Saturday, March 27, 2010

A Report from the Phantom Zone: Art Dubai

It’s a 13-hour flight to Dubai.

Not the kind of travel to be taken lightly but worth it for the experience of Art Dubai. For visitors like me, Art Dubai represents more than the other fairs like the Armory Show or Miami Basel because the fair was the best excuse I could come up with to visit the Middle East. Like all art fairs, Art Dubai was primarily focused on sales, however, there was a consolidated effort by the fair to extend beyond the walls of the fair itself in order to become an entire art world event representing the region as a whole. Proof of this was in the number of the auxiliary programs, the many parallel events in the city that were directly supported by the fair, and the “Global Art Forum” lecture series that made the fair feel less like a sales driven event and more like an all encompassing cultural event. Art Dubai fully supported the Al Bastakiya Art Fair, the one official fringe art fair, by running a bus between the fairs and encouraging all visitors to spend time at both fairs. Art Dubai even ran programs in other cities like tours of the Sharjah Museum, or programs in Doha. The fair fully supported the START program, a Middle East based program that helps orphans, refugees and street children in the MENASA (Middle East North Africa South Asia) region, through creative development. While at the fair, I participated in one of START’s programs and helped introduce local autistic children to art-making and the fair itself.

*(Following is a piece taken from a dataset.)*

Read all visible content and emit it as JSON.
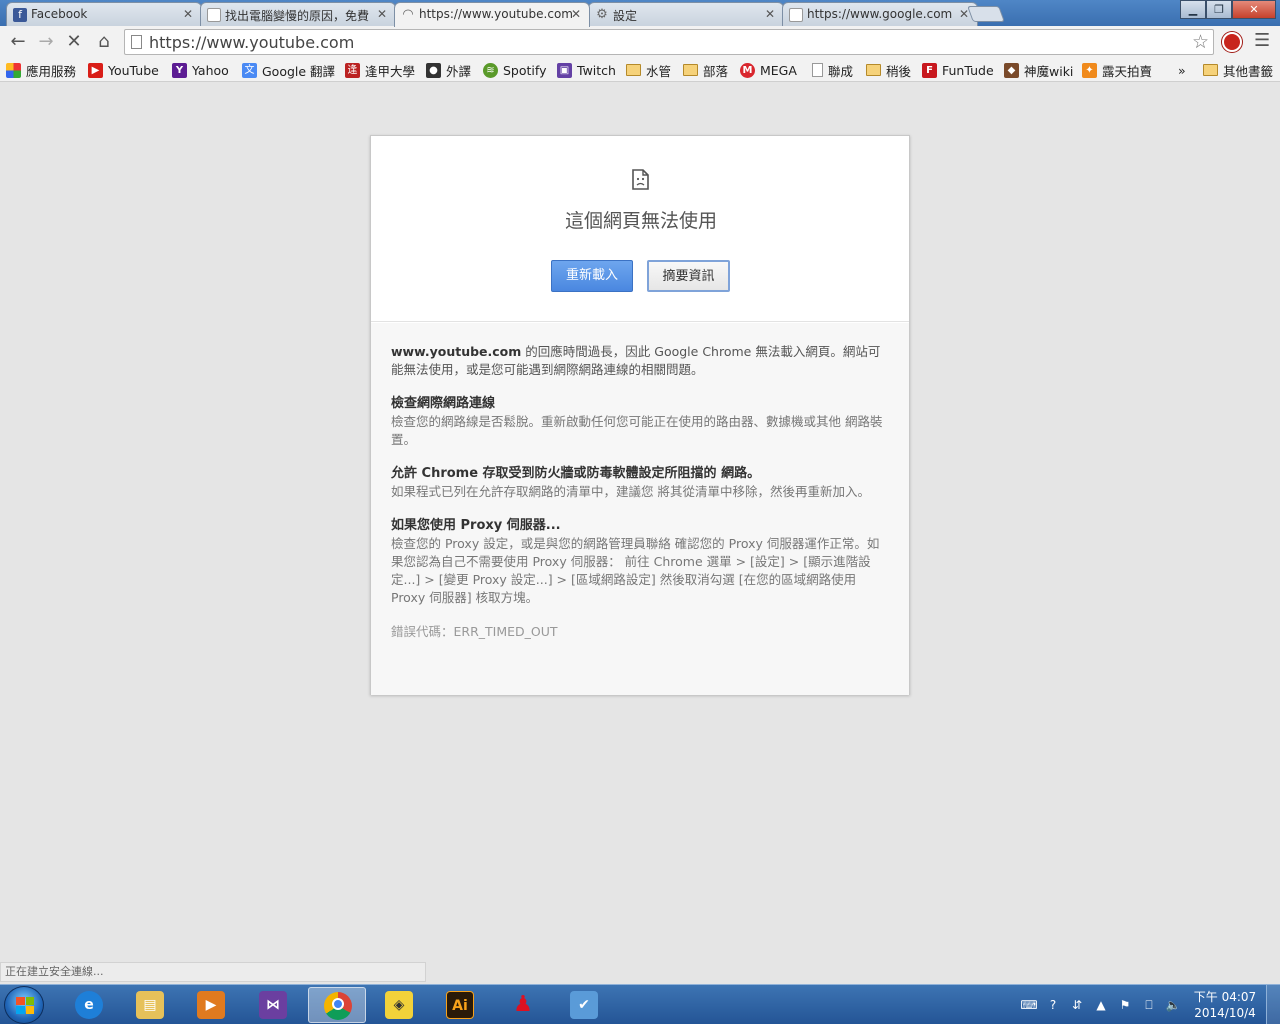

While the fair is not in charge of what any individual gallery chooses to show, there were some excellent pieces on display. Some of the highlights included El Anatsui’s “In the World But Don't Know the World” piece at London’s October Gallery booth. El Anatsui’s metal sculpture made from tens of thousands of bottle-tops that evoked sublime awe at its sheer enormity while also provoking a dialog about the cultural, social and economic histories of West Africa.

By far, the most provoking and stimulating piece at Art Dubai was created by the winner of the Abraaj Capital Art Prize, Kader Attia and his curator Laurie Farrell. The Abraaj Capital Art Prize provides $1 million dollars in funding to three curator/artist pairs from MENASA to produce unique pieces for Art Dubai. Algerian born artist Kader Attia and curator Laurie Farrell produced “History of a Myth: Le Petit Dome du Rocher” which is an installation based in deep understanding of history and philosophy. In the piece, the viewer enters a darkened room to see a live camera feed projecting a sculpture of a bolt and nuts enlarged many times its size. The projection of the sculpture evokes the architecture of the Dome of the Rock and in so doing refers to Arab-Muslim history and all of the complexity of issues that surround representations of that history. The most amazing part of the installation is that it is an installation that cannot be accurately described in words, but a viewer must be in the room itself to feel the piece. Throughout the installation, there is a gentle breeze and sounds of nature that are subtly vibrating the sculpture and thus the projection as well. Kader Attia’s piece provides a peaceful space of contemplation where the viewer can mediate on the myriad of issues surrounding historical, architectural, political or aesthetic interpretations. The piece is simultaneously peaceful and provocative, troubling and soothing, pensive and visceral. Creating a piece that refuses to fit into any preconceived binary is definitely a piece that should not be missed.

Next year’s Art Dubai fair should be even bigger and more comprehensive than this years and is definitely worth 13 hour flight.

Kader Attia
History of a Myth: The Small Dome of the Rock, 2010
Video installation
© Photo: Alexzandra Chandler
Courtesy of Abraaj Capital Art Prize

El Anatsui
"In the World, But Don’t Know the World?”, 2009.
Aluminium and copper wire, 5.6 x 10 metres

Video of Steve Aishman at the VIP Patron's Preview of Art Dubai